“I’m pleased with the overall result. They hardly changed anything from my script, which made me happy. There were a few decisions made on their part that I would have done a little differently, but that is to be expected. Overall, I was satisfied,” said Robinson, who’s currently writing a horror movie. “I would gladly do more of these.”
For Daroca, seeing the Emerson community come together in this way is one of the best parts of her job.
“It’s thrilling to connect young alumni and recent graduates to new career opportunities and help them jump-start their careers,” said Daroca. “Bringing Jordan and Lexi together, and seeing their project come to life, is exciting and shows the power of the Emerson alumni community.”
Catching a Break
Bahret connected with Lewis through retired faculty member Jim Macak, who publishes a jobs blast newsletter he sends to alumni. Bahret soft pitched a few ideas to Lewis before submitting them formally. From there, she wrote film treatments for two of her pitches. One was chosen for an outline and eventually greenlit.
The film, which was shot in Canada this past February, is set to air worldwide this summer.
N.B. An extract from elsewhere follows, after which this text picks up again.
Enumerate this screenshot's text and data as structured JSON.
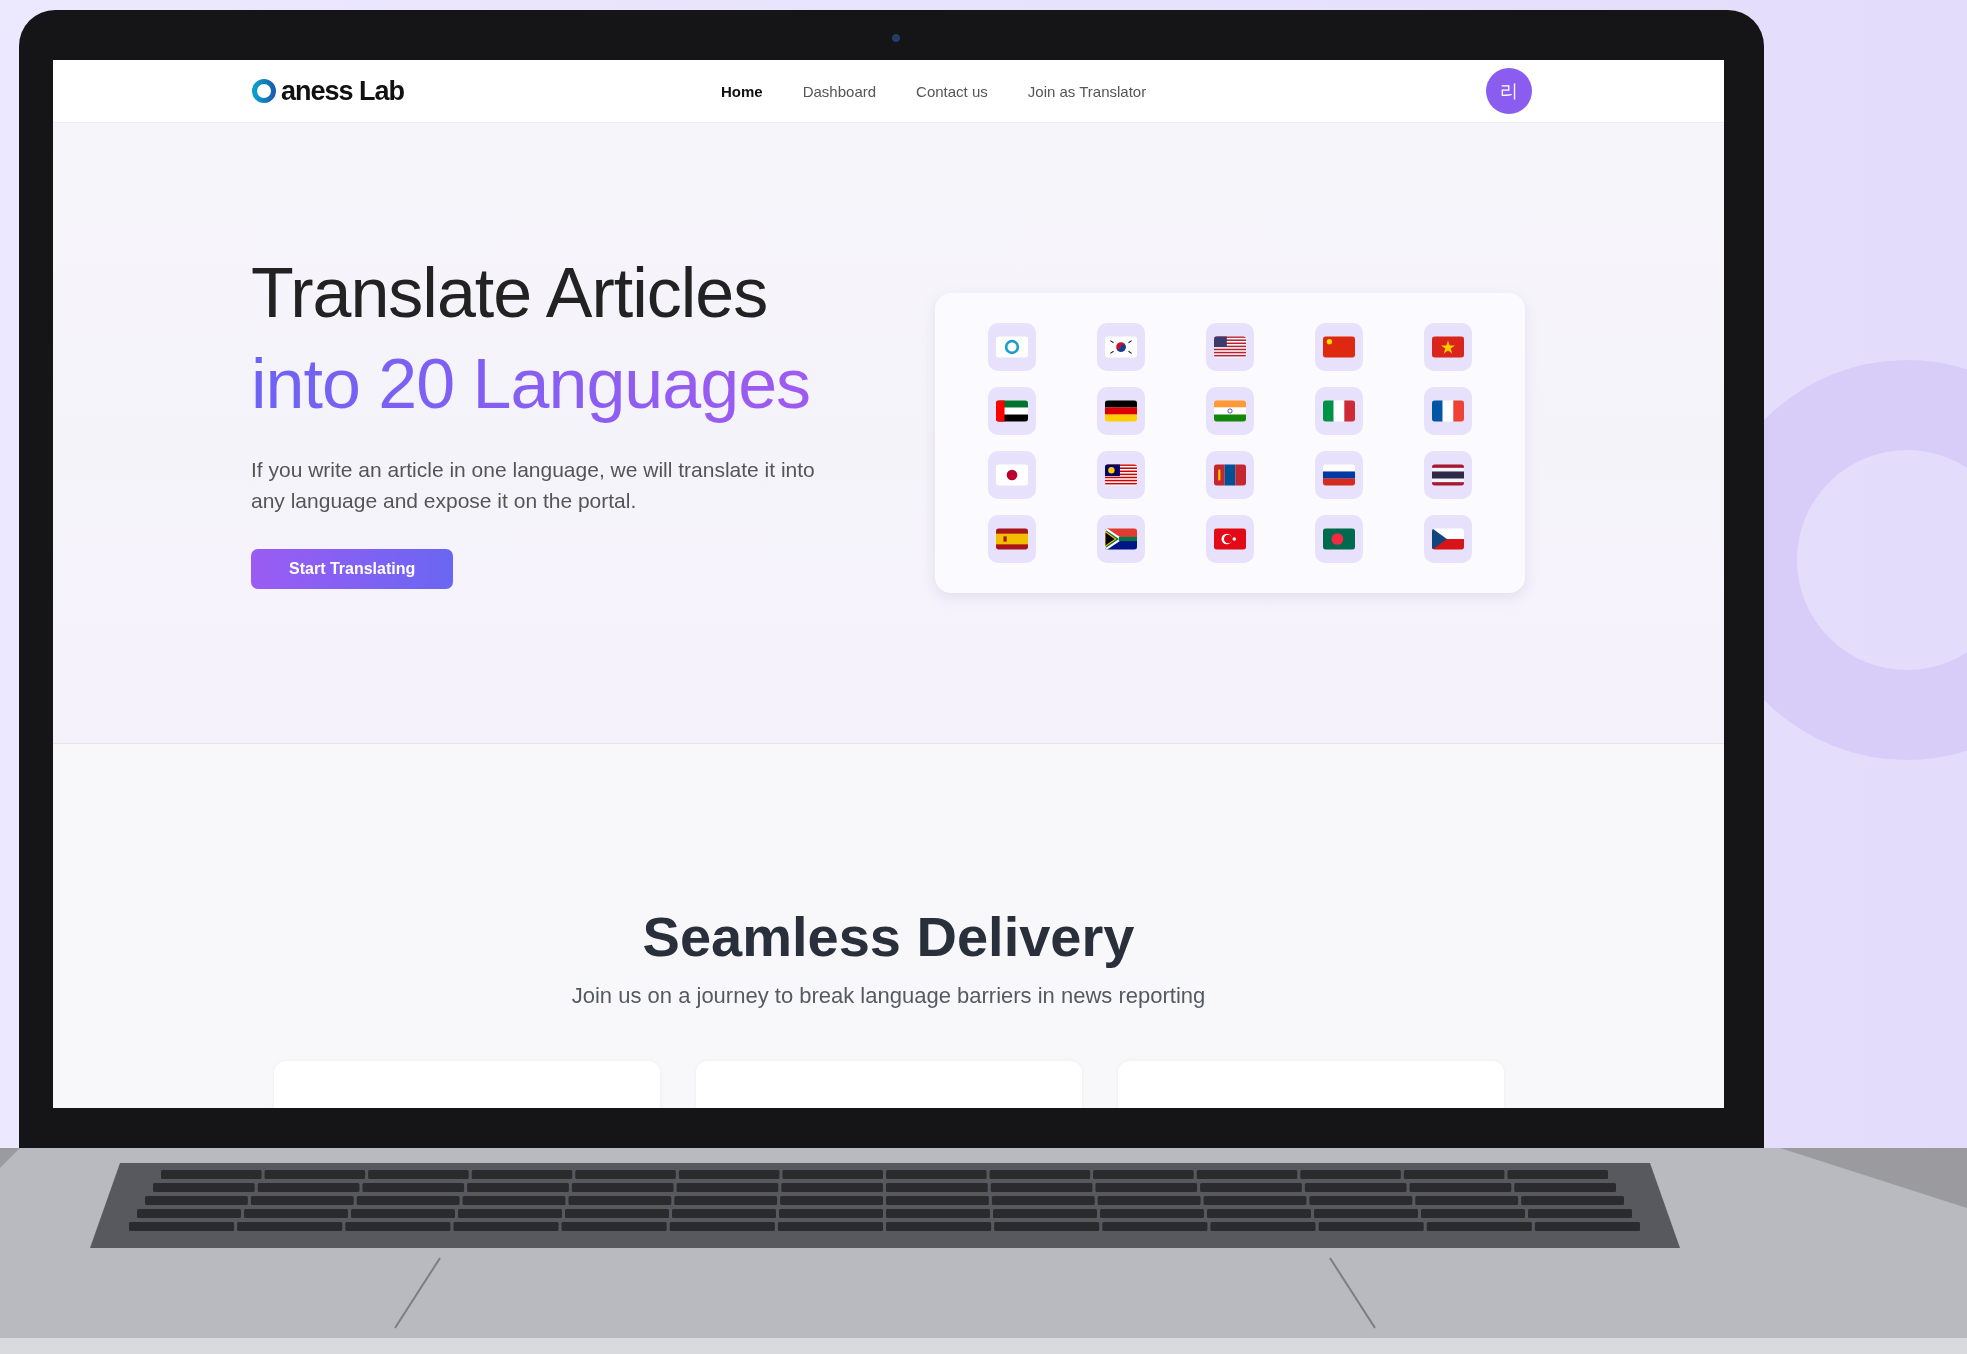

It is tentatively titled Fishing for Love. Its main character is Kendall, a successful restaurant designer who comes home to Mystic Bay for the annual Big Catch Festival, where she finds herself in uncharted waters with town newcomer Zack. Is Kendall baited for trouble in her hometown or will she catch true love?
Lewis complimented Bahret’s understanding of the rom-com genre while still presenting a realistic view of an idealistic world.
“It’s so different from writing for myself or for a class or for a group of other writers. Going through the process of writing for executives at all stages… I learned so much,” said Bahret, who has already pitched Lewis some new ideas and is working on a few independent films on her own. “I really loved the experience.”
Even though she doesn’t consider herself a romantic comedy writer, Bahret said it was fun to go outside of her lane. Some of what she learned throughout the process has even carried over to the writing of her own independent films.
“I learned how to deal with notes I didn’t agree with. If I felt strongly about a storyline, I had to decide when to fight for it and when to let go,” said Bahret.
Lewis has built a connection with a handful of alumni writers, including the writing team of Daniel Vignolo ’17 and Matt Harrison ’17. Vignolo knew Lewis from a class they’d taken together at Emerson LA. He found out that Lewis was seeking story ideas through Macak’s newsletter, and sent her an original pilot he’d written with Harrison. Now, the duo has a couple of rom-com projects currently in development.
“It was a fun challenge to step out of our comfort zone, since Matt and I are strict comedy writers. It’s helped us with other projects and made us faster and better writers,” said Vignolo, who met Harrison while in a class at Emerson. Together, they worked on a show for Emerson Independent Video that won them an EVVY Award. “We’re excited for the opportunity to get our work made and seen by others.”
“When I told my parents about [the movies], they were excited because it’s stuff my family will be able to watch,” said Vignolo. “Becoming a showrunner and running a production company are long-term goals. Right now, we’re making pitches and getting our stuff read, which is going well, probably due, in part, to getting these movies sold. It gives us more credibility when we go out for stuff.”
For Lewis, helping Emersonians hungry to express their creativity is something she loves.
“It wasn’t too long ago that I was that person who graduated,” said Lewis, who is part of the musical improv team, The Understudies, and wants to run and star in her own show one day. “Every time I have taken a chance on helping an Emersonian, they’ve knocked it out of the park.”